Prior to modern cables, whose size (e.g. 2.5mm²) refers to the cross sectional area (csa) of the main conductors, cables were described by the number of strands/diameter of each strand in inches.
So 7/.036 was a cable whose main conductors had 7 strands, each of which was 0.036” in diameter.
The table below shows what the sizes are when expressed as mm², and what the modern replacement cable would be. If in doubt, go up in size rather than down.
|Cable size||Strand dia in mm||Strand csa in mm²||Total cable csa||Nearest equivalent|
Tables for current-carrying capacity and voltage drops of Imperial-sized British cables from the IEE Wiring Regs. 14th Edition, 1966.
Table 3: PVC sheathed twin & multi-core, copper
Table 9: Butyl & silicone twin & multi-core, copper
For comparison, here is a table from the previous Regs. This is taken from the ASEE Guide to the 13th Edition, 1955, as amended to December 1963:
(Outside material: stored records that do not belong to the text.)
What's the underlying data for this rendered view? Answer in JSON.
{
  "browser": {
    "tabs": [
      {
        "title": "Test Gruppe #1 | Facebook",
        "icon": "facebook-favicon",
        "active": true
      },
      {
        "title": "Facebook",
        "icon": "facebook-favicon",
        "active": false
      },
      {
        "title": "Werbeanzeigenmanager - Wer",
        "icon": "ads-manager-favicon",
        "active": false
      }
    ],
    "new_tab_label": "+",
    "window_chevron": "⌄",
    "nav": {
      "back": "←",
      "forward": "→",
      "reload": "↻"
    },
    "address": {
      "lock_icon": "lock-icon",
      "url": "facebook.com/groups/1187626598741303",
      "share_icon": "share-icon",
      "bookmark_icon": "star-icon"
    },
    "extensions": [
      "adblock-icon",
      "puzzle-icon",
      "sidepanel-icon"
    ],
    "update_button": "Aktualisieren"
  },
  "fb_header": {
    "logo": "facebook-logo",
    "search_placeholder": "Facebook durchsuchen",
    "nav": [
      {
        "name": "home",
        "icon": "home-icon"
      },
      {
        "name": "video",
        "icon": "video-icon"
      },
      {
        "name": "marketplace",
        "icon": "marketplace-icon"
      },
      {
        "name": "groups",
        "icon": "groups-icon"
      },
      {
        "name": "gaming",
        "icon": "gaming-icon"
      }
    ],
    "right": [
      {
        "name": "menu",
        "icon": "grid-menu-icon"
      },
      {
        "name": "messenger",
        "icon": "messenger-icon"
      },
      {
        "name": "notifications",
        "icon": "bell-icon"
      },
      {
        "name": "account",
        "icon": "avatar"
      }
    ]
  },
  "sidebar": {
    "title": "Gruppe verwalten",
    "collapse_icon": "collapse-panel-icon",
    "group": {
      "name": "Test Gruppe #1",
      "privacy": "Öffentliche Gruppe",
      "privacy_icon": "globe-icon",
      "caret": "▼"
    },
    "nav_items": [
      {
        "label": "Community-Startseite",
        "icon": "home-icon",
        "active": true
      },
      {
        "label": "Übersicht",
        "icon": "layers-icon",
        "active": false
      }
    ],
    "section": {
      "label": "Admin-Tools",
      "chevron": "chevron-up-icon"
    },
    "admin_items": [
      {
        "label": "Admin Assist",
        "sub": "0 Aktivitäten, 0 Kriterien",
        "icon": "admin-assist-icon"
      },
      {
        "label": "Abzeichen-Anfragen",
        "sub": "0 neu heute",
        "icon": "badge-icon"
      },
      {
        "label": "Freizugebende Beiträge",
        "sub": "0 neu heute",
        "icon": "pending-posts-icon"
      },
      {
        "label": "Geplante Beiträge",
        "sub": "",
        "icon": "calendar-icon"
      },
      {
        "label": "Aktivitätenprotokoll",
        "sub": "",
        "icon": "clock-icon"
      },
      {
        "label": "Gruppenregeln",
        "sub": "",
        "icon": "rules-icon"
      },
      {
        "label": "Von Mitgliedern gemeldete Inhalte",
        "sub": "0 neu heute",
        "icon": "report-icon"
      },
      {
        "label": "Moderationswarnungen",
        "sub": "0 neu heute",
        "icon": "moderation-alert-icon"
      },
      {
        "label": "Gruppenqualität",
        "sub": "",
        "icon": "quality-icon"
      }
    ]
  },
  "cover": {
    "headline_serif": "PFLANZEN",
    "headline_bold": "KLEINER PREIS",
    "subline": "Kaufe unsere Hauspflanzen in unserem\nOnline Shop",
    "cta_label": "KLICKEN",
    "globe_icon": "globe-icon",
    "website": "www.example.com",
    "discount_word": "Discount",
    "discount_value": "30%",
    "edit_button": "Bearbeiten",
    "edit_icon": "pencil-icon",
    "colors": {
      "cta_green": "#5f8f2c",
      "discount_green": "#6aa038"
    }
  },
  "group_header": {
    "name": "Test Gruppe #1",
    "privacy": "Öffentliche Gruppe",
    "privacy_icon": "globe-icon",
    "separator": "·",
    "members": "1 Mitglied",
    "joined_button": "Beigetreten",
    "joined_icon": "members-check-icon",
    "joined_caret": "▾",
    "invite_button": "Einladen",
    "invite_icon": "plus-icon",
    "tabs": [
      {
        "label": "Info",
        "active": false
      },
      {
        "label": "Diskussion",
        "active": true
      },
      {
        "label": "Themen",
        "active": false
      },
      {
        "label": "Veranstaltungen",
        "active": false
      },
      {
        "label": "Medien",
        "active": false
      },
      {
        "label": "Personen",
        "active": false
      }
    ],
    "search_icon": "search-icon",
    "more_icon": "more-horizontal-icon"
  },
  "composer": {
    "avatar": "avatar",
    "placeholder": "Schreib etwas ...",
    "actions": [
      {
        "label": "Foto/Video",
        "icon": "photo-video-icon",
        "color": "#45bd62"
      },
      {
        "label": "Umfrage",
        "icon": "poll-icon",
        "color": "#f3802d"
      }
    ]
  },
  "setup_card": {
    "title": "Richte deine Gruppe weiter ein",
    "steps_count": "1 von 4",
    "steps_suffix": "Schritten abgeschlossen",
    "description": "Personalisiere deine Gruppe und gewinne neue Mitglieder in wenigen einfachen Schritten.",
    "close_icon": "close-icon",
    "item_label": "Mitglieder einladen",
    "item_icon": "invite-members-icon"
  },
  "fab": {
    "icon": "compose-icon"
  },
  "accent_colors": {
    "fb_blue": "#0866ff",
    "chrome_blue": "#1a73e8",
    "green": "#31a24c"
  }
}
Table 13: Twin & multi-core rubber/polythene/PVC insulated cables